WORKING DATA:
----

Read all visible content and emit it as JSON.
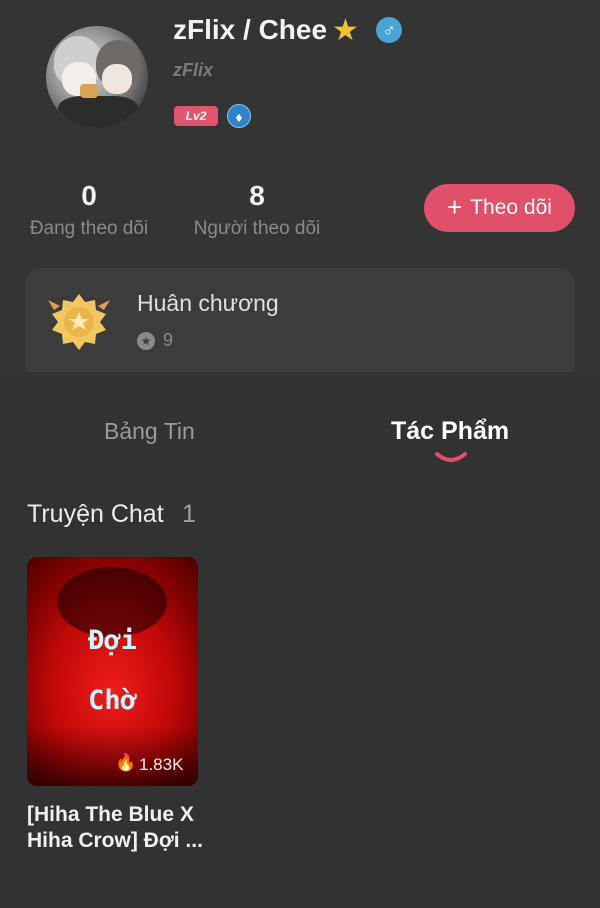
{
  "profile": {
    "name": "zFlix / Chee",
    "handle": "zFlix",
    "level": "Lv2",
    "star_icon": "star-icon",
    "gender_icon": "male-icon"
  },
  "stats": {
    "following_count": "0",
    "following_label": "Đang theo dõi",
    "followers_count": "8",
    "followers_label": "Người theo dõi"
  },
  "follow_button": {
    "icon": "+",
    "label": "Theo dõi"
  },
  "medals": {
    "title": "Huân chương",
    "count": "9"
  },
  "tabs": [
    {
      "label": "Bảng Tin",
      "active": false
    },
    {
      "label": "Tác Phẩm",
      "active": true
    }
  ],
  "section": {
    "title": "Truyện Chat",
    "count": "1"
  },
  "stories": [
    {
      "cover_text_1": "Đợi",
      "cover_text_2": "Chờ",
      "views": "1.83K",
      "title": "[Hiha The Blue X Hiha Crow] Đợi ..."
    }
  ],
  "colors": {
    "background": "#343434",
    "accent": "#e0506a",
    "text_muted": "#8a8a8a"
  }
}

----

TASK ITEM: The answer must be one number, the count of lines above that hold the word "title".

WRITTEN RESPONSE: 3